SCHOHARIE A roof replacement project at the Schoharie Central School is turning into a lesson in wildlife conservation as contractors and school officials try not to disturb a nesting pair of federally protected birds discovered last week.
A crew from Titan Roofing started work to replace the roof on the older section of the bus garage when they found four eggs in a nest right in the middle of the roof.
Concerned the birds might be some kind of protected species, the roofers stopped what they were doing and went to tell school officials.
“They didn’t want to disturb it,” school Superintendent Brian Sherman said.
The nest is being protected by a nesting pair of killdeer, which have been returning to the nest periodically, he said.
Instead of trying to work around the birds, the workers cut out a 7-foot section of the rubberized roofing material from beneath them. They brought in a sheet of aluminum and slid it beneath the roofing material, Sherman said. The roofers moved the sheet about 6 feet at a time, waiting an hour between each move, and brought the nest to the newer section of the garage roof that’s not being worked on.
One of the nesting birds stayed with the nest the whole time it was being moved, Sherman said.
Sherman said he contacted the state Department of Environmental Conservation and described the winged visitors and learned they are a federally protected species of migratory bird.
Killdeer are not listed as threatened in New York state, according to Rick Georgeson, a spokesman for the state Department of Environmental Conservation. But they are protected under the federal Migratory Bird Treaty Act, so the DEC referred the school to the U.S. Fish and Wildlife Service, he said.
District officials also contacted the U.S. Fish and Wildlife Service but haven’t received any input from that agency, Sherman said.
Gravel-covered roofs are among the list of preferred habitats for the killdeer, according to the Cornell Lab of Ornithology’s “All About Birds” website.
The birds, with brownish color on top and white below, are marked with black and white patches, and they have long wings and a long pointed tail, according to the website. They have longish legs that help them run quickly.
“It’s a beautiful bird,” Sherman said.

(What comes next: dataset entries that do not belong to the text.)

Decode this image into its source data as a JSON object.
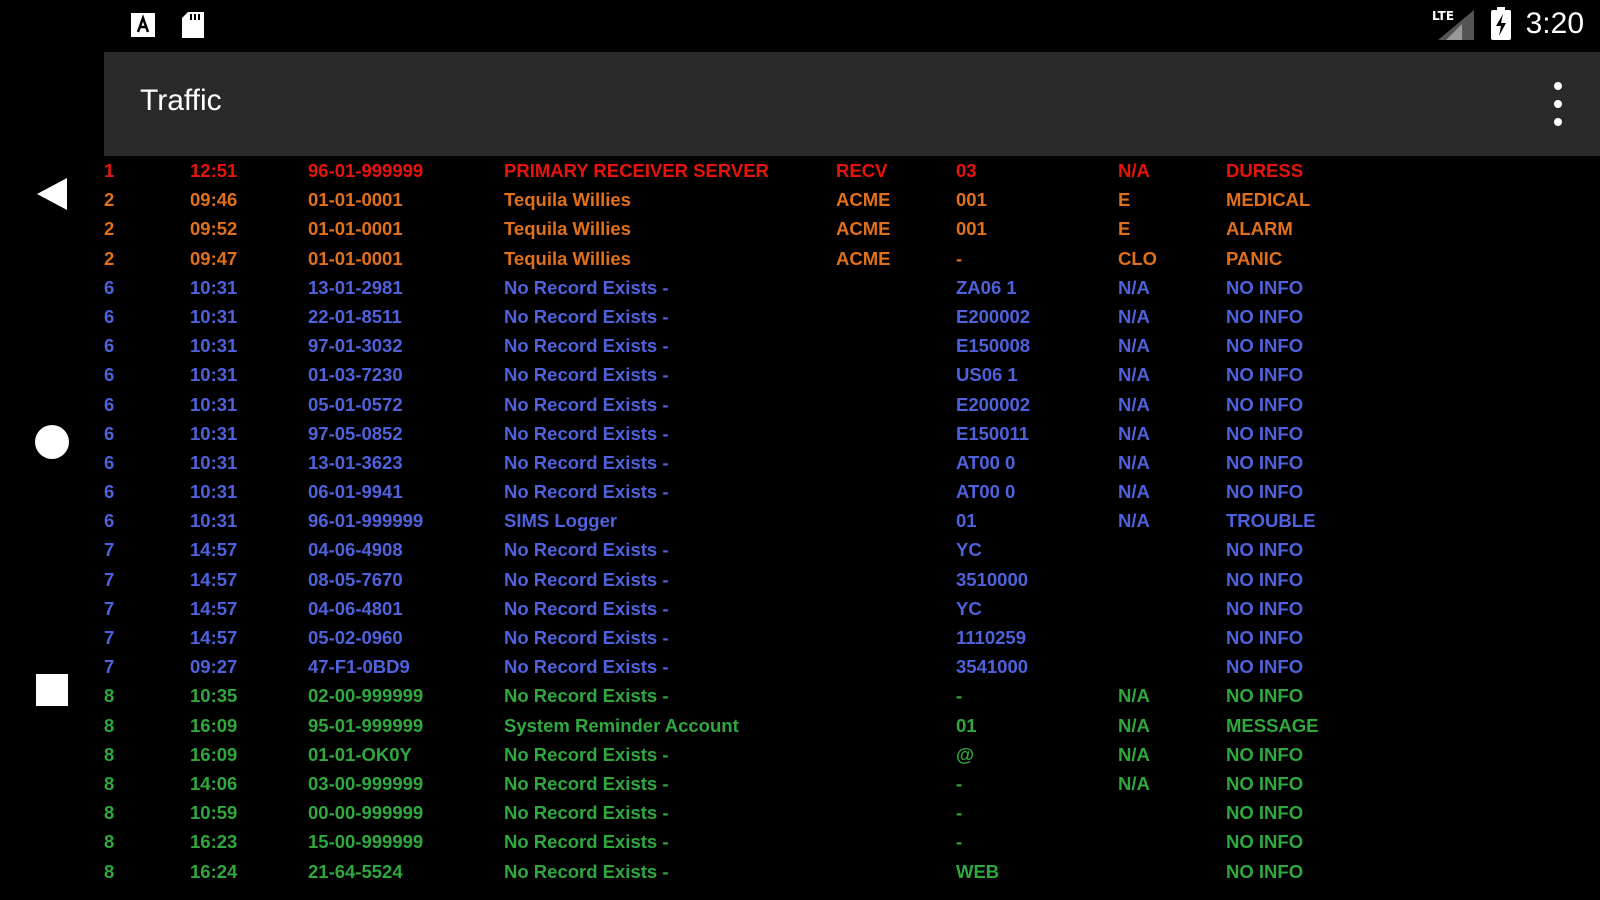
{
  "status_bar": {
    "time": "3:20",
    "network_label": "LTE",
    "left_icons": [
      "app-a-icon",
      "sd-card-icon"
    ]
  },
  "app_bar": {
    "title": "Traffic",
    "menu_icon": "more-vert-icon"
  },
  "colors": {
    "p1": "#e8140c",
    "p2": "#e0701a",
    "p6": "#4f62dc",
    "p7": "#4f62dc",
    "p8": "#2fa83e"
  },
  "rows": [
    {
      "priority": "1",
      "time": "12:51",
      "account": "96-01-999999",
      "name": "PRIMARY RECEIVER SERVER",
      "group": "RECV",
      "zone": "03",
      "status": "N/A",
      "type": "DURESS",
      "color": "#e8140c"
    },
    {
      "priority": "2",
      "time": "09:46",
      "account": "01-01-0001",
      "name": "Tequila Willies",
      "group": "ACME",
      "zone": "001",
      "status": "E",
      "type": "MEDICAL",
      "color": "#e0701a"
    },
    {
      "priority": "2",
      "time": "09:52",
      "account": "01-01-0001",
      "name": "Tequila Willies",
      "group": "ACME",
      "zone": "001",
      "status": "E",
      "type": "ALARM",
      "color": "#e0701a"
    },
    {
      "priority": "2",
      "time": "09:47",
      "account": "01-01-0001",
      "name": "Tequila Willies",
      "group": "ACME",
      "zone": "-",
      "status": "CLO",
      "type": "PANIC",
      "color": "#e0701a"
    },
    {
      "priority": "6",
      "time": "10:31",
      "account": "13-01-2981",
      "name": "No Record Exists -",
      "group": "",
      "zone": "ZA06 1",
      "status": "N/A",
      "type": "NO INFO",
      "color": "#4f62dc"
    },
    {
      "priority": "6",
      "time": "10:31",
      "account": "22-01-8511",
      "name": "No Record Exists -",
      "group": "",
      "zone": "E200002",
      "status": "N/A",
      "type": "NO INFO",
      "color": "#4f62dc"
    },
    {
      "priority": "6",
      "time": "10:31",
      "account": "97-01-3032",
      "name": "No Record Exists -",
      "group": "",
      "zone": "E150008",
      "status": "N/A",
      "type": "NO INFO",
      "color": "#4f62dc"
    },
    {
      "priority": "6",
      "time": "10:31",
      "account": "01-03-7230",
      "name": "No Record Exists -",
      "group": "",
      "zone": "US06 1",
      "status": "N/A",
      "type": "NO INFO",
      "color": "#4f62dc"
    },
    {
      "priority": "6",
      "time": "10:31",
      "account": "05-01-0572",
      "name": "No Record Exists -",
      "group": "",
      "zone": "E200002",
      "status": "N/A",
      "type": "NO INFO",
      "color": "#4f62dc"
    },
    {
      "priority": "6",
      "time": "10:31",
      "account": "97-05-0852",
      "name": "No Record Exists -",
      "group": "",
      "zone": "E150011",
      "status": "N/A",
      "type": "NO INFO",
      "color": "#4f62dc"
    },
    {
      "priority": "6",
      "time": "10:31",
      "account": "13-01-3623",
      "name": "No Record Exists -",
      "group": "",
      "zone": "AT00 0",
      "status": "N/A",
      "type": "NO INFO",
      "color": "#4f62dc"
    },
    {
      "priority": "6",
      "time": "10:31",
      "account": "06-01-9941",
      "name": "No Record Exists -",
      "group": "",
      "zone": "AT00 0",
      "status": "N/A",
      "type": "NO INFO",
      "color": "#4f62dc"
    },
    {
      "priority": "6",
      "time": "10:31",
      "account": "96-01-999999",
      "name": "SIMS Logger",
      "group": "",
      "zone": "01",
      "status": "N/A",
      "type": "TROUBLE",
      "color": "#4f62dc"
    },
    {
      "priority": "7",
      "time": "14:57",
      "account": "04-06-4908",
      "name": "No Record Exists -",
      "group": "",
      "zone": "YC",
      "status": "",
      "type": "NO INFO",
      "color": "#4f62dc"
    },
    {
      "priority": "7",
      "time": "14:57",
      "account": "08-05-7670",
      "name": "No Record Exists -",
      "group": "",
      "zone": "3510000",
      "status": "",
      "type": "NO INFO",
      "color": "#4f62dc"
    },
    {
      "priority": "7",
      "time": "14:57",
      "account": "04-06-4801",
      "name": "No Record Exists -",
      "group": "",
      "zone": "YC",
      "status": "",
      "type": "NO INFO",
      "color": "#4f62dc"
    },
    {
      "priority": "7",
      "time": "14:57",
      "account": "05-02-0960",
      "name": "No Record Exists -",
      "group": "",
      "zone": "1110259",
      "status": "",
      "type": "NO INFO",
      "color": "#4f62dc"
    },
    {
      "priority": "7",
      "time": "09:27",
      "account": "47-F1-0BD9",
      "name": "No Record Exists -",
      "group": "",
      "zone": "3541000",
      "status": "",
      "type": "NO INFO",
      "color": "#4f62dc"
    },
    {
      "priority": "8",
      "time": "10:35",
      "account": "02-00-999999",
      "name": "No Record Exists -",
      "group": "",
      "zone": "-",
      "status": "N/A",
      "type": "NO INFO",
      "color": "#2fa83e"
    },
    {
      "priority": "8",
      "time": "16:09",
      "account": "95-01-999999",
      "name": "System Reminder Account",
      "group": "",
      "zone": "01",
      "status": "N/A",
      "type": "MESSAGE",
      "color": "#2fa83e"
    },
    {
      "priority": "8",
      "time": "16:09",
      "account": "01-01-OK0Y",
      "name": "No Record Exists -",
      "group": "",
      "zone": "@",
      "status": "N/A",
      "type": "NO INFO",
      "color": "#2fa83e"
    },
    {
      "priority": "8",
      "time": "14:06",
      "account": "03-00-999999",
      "name": "No Record Exists -",
      "group": "",
      "zone": "-",
      "status": "N/A",
      "type": "NO INFO",
      "color": "#2fa83e"
    },
    {
      "priority": "8",
      "time": "10:59",
      "account": "00-00-999999",
      "name": "No Record Exists -",
      "group": "",
      "zone": "-",
      "status": "",
      "type": "NO INFO",
      "color": "#2fa83e"
    },
    {
      "priority": "8",
      "time": "16:23",
      "account": "15-00-999999",
      "name": "No Record Exists -",
      "group": "",
      "zone": "-",
      "status": "",
      "type": "NO INFO",
      "color": "#2fa83e"
    },
    {
      "priority": "8",
      "time": "16:24",
      "account": "21-64-5524",
      "name": "No Record Exists -",
      "group": "",
      "zone": "WEB",
      "status": "",
      "type": "NO INFO",
      "color": "#2fa83e"
    }
  ]
}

He said the roofers could have just as easily ignored the birds and went about their work, but they didn’t, which provides an important lesson for students.
“You care about life, it doesn’t make any difference how small,” he said.